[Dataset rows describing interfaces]
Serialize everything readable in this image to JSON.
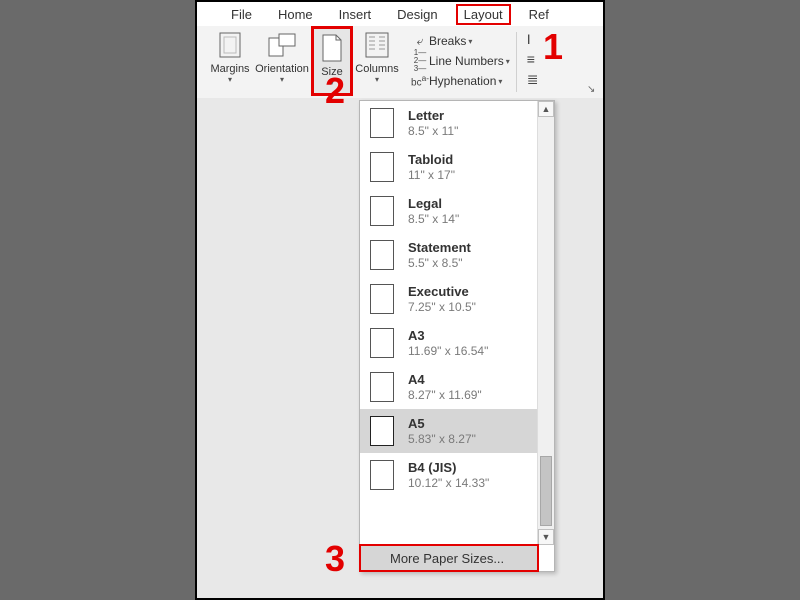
{
  "menu": {
    "file": "File",
    "home": "Home",
    "insert": "Insert",
    "design": "Design",
    "layout": "Layout",
    "references": "Ref"
  },
  "ribbon": {
    "margins": "Margins",
    "orientation": "Orientation",
    "size": "Size",
    "columns": "Columns",
    "breaks": "Breaks",
    "lineNumbers": "Line Numbers",
    "hyphenation": "Hyphenation"
  },
  "sizes": [
    {
      "name": "Letter",
      "dim": "8.5\" x 11\"",
      "selected": false
    },
    {
      "name": "Tabloid",
      "dim": "11\" x 17\"",
      "selected": false
    },
    {
      "name": "Legal",
      "dim": "8.5\" x 14\"",
      "selected": false
    },
    {
      "name": "Statement",
      "dim": "5.5\" x 8.5\"",
      "selected": false
    },
    {
      "name": "Executive",
      "dim": "7.25\" x 10.5\"",
      "selected": false
    },
    {
      "name": "A3",
      "dim": "11.69\" x 16.54\"",
      "selected": false
    },
    {
      "name": "A4",
      "dim": "8.27\" x 11.69\"",
      "selected": false
    },
    {
      "name": "A5",
      "dim": "5.83\" x 8.27\"",
      "selected": true
    },
    {
      "name": "B4 (JIS)",
      "dim": "10.12\" x 14.33\"",
      "selected": false
    }
  ],
  "more_sizes": "More Paper Sizes...",
  "annotations": {
    "a1": "1",
    "a2": "2",
    "a3": "3"
  }
}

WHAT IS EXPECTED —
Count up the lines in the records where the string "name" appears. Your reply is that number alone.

ANSWER TO THIS EXERCISE —
9